One of the more exciting things in the stock market is when you buy a stock for under $20 and you catch a double. It's exciting because that (usually) means that you were right, and the market was wrong -- and your vision is vindicated. That's not only a huge boost to your ego, but it can also make for a nice increase in your brokerage account.
Virgin Galactic (SPCE 1.36%), Novavax (NVAX -1.08%), and Nordic American Tankers (NAT -1.31%) are three stocks that were all down into the single digits last year (two of them still are as of this writing). But market sentiment has changed dramatically for all three, and the stocks have doubled off their lows. Is there more room to run?
Should you buy this rocket ride?
The space airline Virgin Galactic had a strange non-IPO last year.
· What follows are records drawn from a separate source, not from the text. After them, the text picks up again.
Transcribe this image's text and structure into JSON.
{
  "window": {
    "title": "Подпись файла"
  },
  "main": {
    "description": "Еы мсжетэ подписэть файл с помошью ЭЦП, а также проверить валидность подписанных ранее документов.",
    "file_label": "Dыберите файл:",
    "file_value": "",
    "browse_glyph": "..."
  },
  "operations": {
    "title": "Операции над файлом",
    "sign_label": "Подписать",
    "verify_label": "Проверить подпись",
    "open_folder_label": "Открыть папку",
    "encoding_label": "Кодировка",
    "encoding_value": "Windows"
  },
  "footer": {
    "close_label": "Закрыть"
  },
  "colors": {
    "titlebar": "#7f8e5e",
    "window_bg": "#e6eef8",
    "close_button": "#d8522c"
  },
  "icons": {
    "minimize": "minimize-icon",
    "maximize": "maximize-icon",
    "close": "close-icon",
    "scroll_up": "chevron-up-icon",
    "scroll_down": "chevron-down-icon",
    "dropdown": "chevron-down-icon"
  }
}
Instead of the traditional method of being introduced into the market by investment bankers (who may or may not value your shares fairly), the company elected to do a reverse merger into a shell company that was already on the market. So it kind of snuck into the stock market.
On the first day, the stock was flat, closing at $11.75 a share. Then it fell dramatically to $7.22 in early December. And that's when the bulls rushed in. The price was all the way up around $18 recently. That's a nice 150% increase in less than two months. Its current market cap is $3.6 billion.
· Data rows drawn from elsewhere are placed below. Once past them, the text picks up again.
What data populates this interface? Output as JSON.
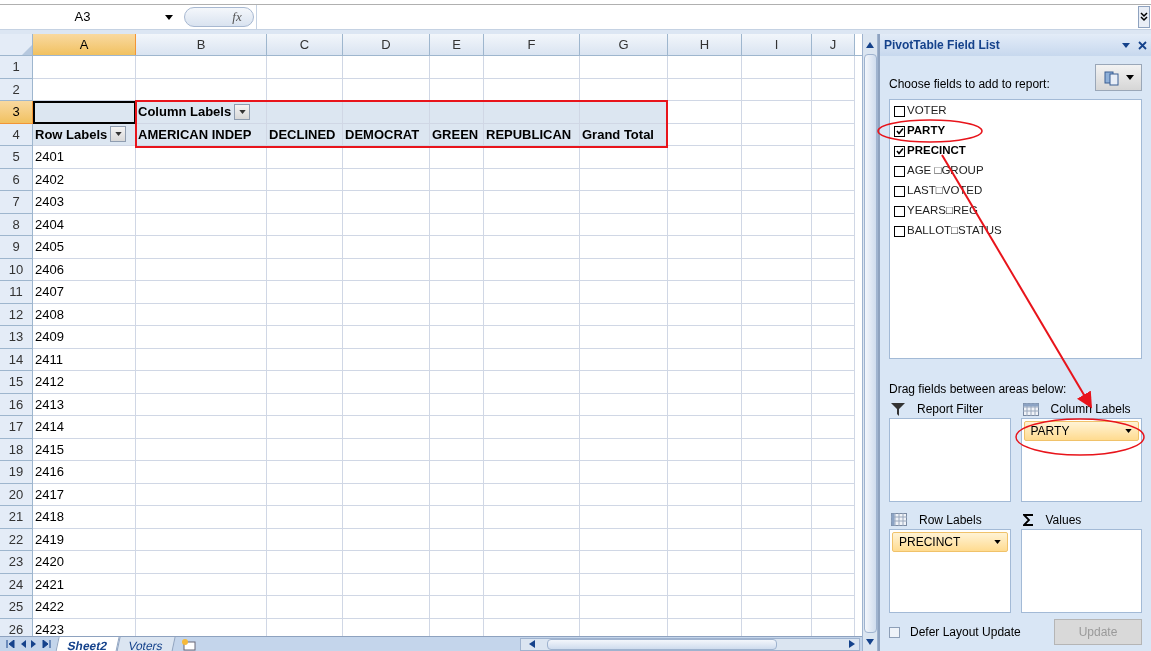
{
  "formula_bar": {
    "name_box": "A3",
    "function_button": "fx"
  },
  "columns": [
    {
      "label": "A",
      "selected": true
    },
    {
      "label": "B",
      "selected": false
    },
    {
      "label": "C",
      "selected": false
    },
    {
      "label": "D",
      "selected": false
    },
    {
      "label": "E",
      "selected": false
    },
    {
      "label": "F",
      "selected": false
    },
    {
      "label": "G",
      "selected": false
    },
    {
      "label": "H",
      "selected": false
    },
    {
      "label": "I",
      "selected": false
    },
    {
      "label": "J",
      "selected": false
    }
  ],
  "rows": [
    {
      "number": "1",
      "selected": false
    },
    {
      "number": "2",
      "selected": false
    },
    {
      "number": "3",
      "selected": true,
      "cells": [
        {
          "kind": "blank",
          "selected": true
        },
        {
          "kind": "filter",
          "text": "Column Labels",
          "selected": false
        },
        {
          "kind": "blank",
          "selected": false
        },
        {
          "kind": "blank",
          "selected": false
        },
        {
          "kind": "blank",
          "selected": false
        },
        {
          "kind": "blank",
          "selected": false
        },
        {
          "kind": "blank",
          "selected": false
        }
      ]
    },
    {
      "number": "4",
      "selected": false,
      "cells": [
        {
          "kind": "filter",
          "text": "Row Labels",
          "selected": false
        },
        {
          "kind": "header",
          "text": "AMERICAN INDEP",
          "selected": false
        },
        {
          "kind": "header",
          "text": "DECLINED",
          "selected": false
        },
        {
          "kind": "header",
          "text": "DEMOCRAT",
          "selected": false
        },
        {
          "kind": "header",
          "text": "GREEN",
          "selected": false
        },
        {
          "kind": "header",
          "text": "REPUBLICAN",
          "selected": false
        },
        {
          "kind": "header",
          "text": "Grand Total",
          "selected": false
        }
      ]
    },
    {
      "number": "5",
      "selected": false,
      "cells": [
        {
          "kind": "value",
          "text": "2401",
          "selected": false
        }
      ]
    },
    {
      "number": "6",
      "selected": false,
      "cells": [
        {
          "kind": "value",
          "text": "2402",
          "selected": false
        }
      ]
    },
    {
      "number": "7",
      "selected": false,
      "cells": [
        {
          "kind": "value",
          "text": "2403",
          "selected": false
        }
      ]
    },
    {
      "number": "8",
      "selected": false,
      "cells": [
        {
          "kind": "value",
          "text": "2404",
          "selected": false
        }
      ]
    },
    {
      "number": "9",
      "selected": false,
      "cells": [
        {
          "kind": "value",
          "text": "2405",
          "selected": false
        }
      ]
    },
    {
      "number": "10",
      "selected": false,
      "cells": [
        {
          "kind": "value",
          "text": "2406",
          "selected": false
        }
      ]
    },
    {
      "number": "11",
      "selected": false,
      "cells": [
        {
          "kind": "value",
          "text": "2407",
          "selected": false
        }
      ]
    },
    {
      "number": "12",
      "selected": false,
      "cells": [
        {
          "kind": "value",
          "text": "2408",
          "selected": false
        }
      ]
    },
    {
      "number": "13",
      "selected": false,
      "cells": [
        {
          "kind": "value",
          "text": "2409",
          "selected": false
        }
      ]
    },
    {
      "number": "14",
      "selected": false,
      "cells": [
        {
          "kind": "value",
          "text": "2411",
          "selected": false
        }
      ]
    },
    {
      "number": "15",
      "selected": false,
      "cells": [
        {
          "kind": "value",
          "text": "2412",
          "selected": false
        }
      ]
    },
    {
      "number": "16",
      "selected": false,
      "cells": [
        {
          "kind": "value",
          "text": "2413",
          "selected": false
        }
      ]
    },
    {
      "number": "17",
      "selected": false,
      "cells": [
        {
          "kind": "value",
          "text": "2414",
          "selected": false
        }
      ]
    },
    {
      "number": "18",
      "selected": false,
      "cells": [
        {
          "kind": "value",
          "text": "2415",
          "selected": false
        }
      ]
    },
    {
      "number": "19",
      "selected": false,
      "cells": [
        {
          "kind": "value",
          "text": "2416",
          "selected": false
        }
      ]
    },
    {
      "number": "20",
      "selected": false,
      "cells": [
        {
          "kind": "value",
          "text": "2417",
          "selected": false
        }
      ]
    },
    {
      "number": "21",
      "selected": false,
      "cells": [
        {
          "kind": "value",
          "text": "2418",
          "selected": false
        }
      ]
    },
    {
      "number": "22",
      "selected": false,
      "cells": [
        {
          "kind": "value",
          "text": "2419",
          "selected": false
        }
      ]
    },
    {
      "number": "23",
      "selected": false,
      "cells": [
        {
          "kind": "value",
          "text": "2420",
          "selected": false
        }
      ]
    },
    {
      "number": "24",
      "selected": false,
      "cells": [
        {
          "kind": "value",
          "text": "2421",
          "selected": false
        }
      ]
    },
    {
      "number": "25",
      "selected": false,
      "cells": [
        {
          "kind": "value",
          "text": "2422",
          "selected": false
        }
      ]
    },
    {
      "number": "26",
      "selected": false,
      "cells": [
        {
          "kind": "value",
          "text": "2423",
          "selected": false
        }
      ]
    }
  ],
  "sheet_tabs": [
    {
      "label": "Sheet2",
      "selected": true
    },
    {
      "label": "Voters",
      "selected": false
    }
  ],
  "field_list": {
    "title": "PivotTable Field List",
    "prompt": "Choose fields to add to report:",
    "fields": [
      {
        "label": "VOTER",
        "checked": false
      },
      {
        "label": "PARTY",
        "checked": true
      },
      {
        "label": "PRECINCT",
        "checked": true
      },
      {
        "label": "AGE □GROUP",
        "checked": false
      },
      {
        "label": "LAST□VOTED",
        "checked": false
      },
      {
        "label": "YEARS□REG",
        "checked": false
      },
      {
        "label": "BALLOT□STATUS",
        "checked": false
      }
    ],
    "areas_prompt": "Drag fields between areas below:",
    "areas": [
      {
        "label": "Report Filter",
        "kind": "filter"
      },
      {
        "label": "Column Labels",
        "kind": "columns",
        "fields": [
          "PARTY"
        ]
      },
      {
        "label": "Row Labels",
        "kind": "rows",
        "fields": [
          "PRECINCT"
        ]
      },
      {
        "label": "Values",
        "kind": "values"
      }
    ],
    "defer": {
      "label": "Defer Layout Update",
      "checked": false
    },
    "update_button": {
      "label": "Update",
      "disabled": true
    }
  }
}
Virgin Galactic is a speculative play, not for the faint of heart. It's similar to a biotech stock in that the company has neither earnings nor revenue. It hopes to start charging citizens for space travel later this year.
On the positive side, its competitive moat is huge. The company has only two real competitors in its race to the stars: Blue Origin and SpaceX (both private). These companies were all founded by billionaires at the beginning of the 21st century. Jeff Bezos started Blue Origin in 2000 and said he was liquidating about $1 billion a year of Amazon.com stock to fund it. Tesla founder Elon Musk founded SpaceX in 2002, and Sir Richard Branson founded Virgin Galactic in 2004.
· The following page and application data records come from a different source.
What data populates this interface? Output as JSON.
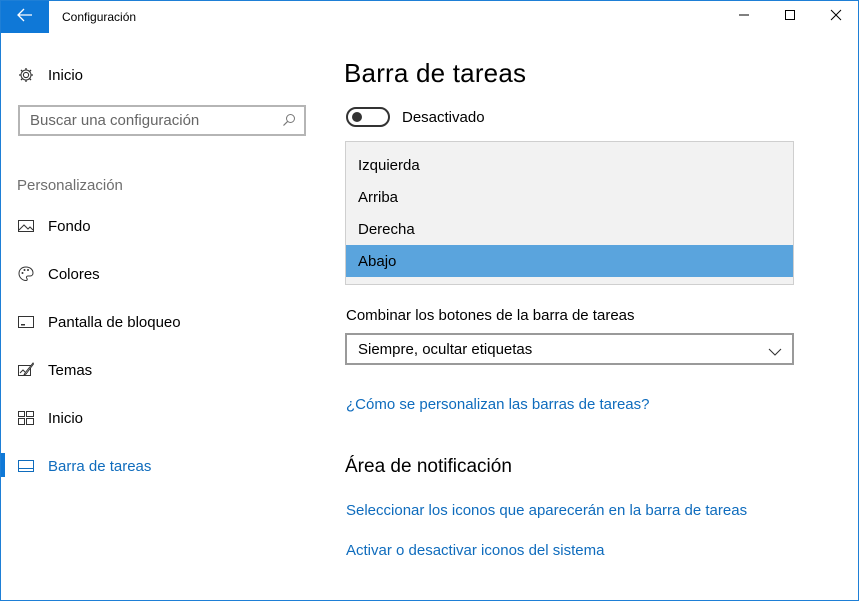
{
  "window": {
    "title": "Configuración",
    "accent_color": "#0f78d7"
  },
  "icons": {
    "back": "arrow-left-icon",
    "minimize": "minimize-icon",
    "maximize": "maximize-icon",
    "close": "close-icon",
    "home": "gear-icon",
    "search": "search-icon",
    "chevron": "chevron-down-icon"
  },
  "sidebar": {
    "home_label": "Inicio",
    "search_placeholder": "Buscar una configuración",
    "section_label": "Personalización",
    "items": [
      {
        "label": "Fondo",
        "icon": "picture-icon"
      },
      {
        "label": "Colores",
        "icon": "palette-icon"
      },
      {
        "label": "Pantalla de bloqueo",
        "icon": "lock-screen-icon"
      },
      {
        "label": "Temas",
        "icon": "themes-icon"
      },
      {
        "label": "Inicio",
        "icon": "start-grid-icon"
      },
      {
        "label": "Barra de tareas",
        "icon": "taskbar-icon",
        "active": true
      }
    ]
  },
  "main": {
    "title": "Barra de tareas",
    "toggle_label": "Desactivado",
    "toggle_state": "off",
    "position_options": [
      "Izquierda",
      "Arriba",
      "Derecha",
      "Abajo"
    ],
    "position_selected": "Abajo",
    "selection_color": "#5aa4dd",
    "combine_label": "Combinar los botones de la barra de tareas",
    "combine_value": "Siempre, ocultar etiquetas",
    "help_link": "¿Cómo se personalizan las barras de tareas?",
    "notification_title": "Área de notificación",
    "notification_links": [
      "Seleccionar los iconos que aparecerán en la barra de tareas",
      "Activar o desactivar iconos del sistema"
    ],
    "link_color": "#0f6cbd"
  }
}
These three men have sunk billions into their dreams (and a sum total of 54 years of research and development). Like its two private competitors, Virgin Galactic is a high risk, high reward investment, with an upside as big as the galaxy.
Here's a biotech turnaround
Novavax was killed by the market last year, dropping all the way down to micro-cap status. When its drug for RSV (respiratory syncytial virus), which causes lung infections, failed its phase 3 trial, the company did a 20-for-1 reverse split so its shares could stay listed on the Nasdaq. Even after the split, shares dropped all the way to $3.69 by the end of 2019.
That's a lot of negativity priced into the stock. If there's any good news, there is plenty of upside. Already, the stock is up 99% in less than two months. Shares now trade around $7.33.
What made the shares bounce back so quickly? Over the last week, the coronavirus scare in China helped Novavax skyrocket overnight. No drug company has a vaccine for this unknown virus yet. And under ordinary protocols, it would take any company years to get one on the market. Nonetheless, whenever the market takes a coronavirus-related dive, shares in this vaccine specialist go positive in a big way.
But the immediate value driver for Novavax is its shot for the flu, NanoFlu, which is in phase 3 trials. NanoFlu bested the market-leading flu shot from Sanofi over and over in clinical trials so far. The company expects to report its phase 3 results by the end of the first quarter. The flu kills a lot of people, and there's a $5 billion market opportunity in a vaccine that works. If tiny Novavax, with a market cap of just $250 million, beats Sanofi once more, its stock should skyrocket.
Is it time to buy oil tankers?
Oil stocks have been awful investments of late, and oil tankers have been hit particularly hard. Nordic American Tankers was selling for $53 a share 15 years ago. It's been a dramatic fall since then, all the way down to $1.71 a share in September 2019. Since then, the stock has made a dramatic comeback, rising 129% in four months.
And it's still dirt cheap. Nordic has a price-to-sales ratio of 1.72. It's trading below its book price (0.99). And this is after the stock has doubled.
What has made this beaten-down stock jump so far and so fast? Business is booming right now. The dayrate for tankers jumped to $70,000. According to ship brokerage Poten & Partners, the earnings for Suezmax tankers have risen 350% on average over the last four months, and Nordic has 23 Suezmax tankers.
The demand has continued into the new year. In a recent letter to shareholders, the company reported that its dayrate at the beginning of the year was more than $100,000. It's five most recent contracts averaged over $62,000 a day. The daily operating cost of the vessels is about $8,000 per ship. The company reports its earnings on Feb. 17, and shareholders can't wait to hear the good news.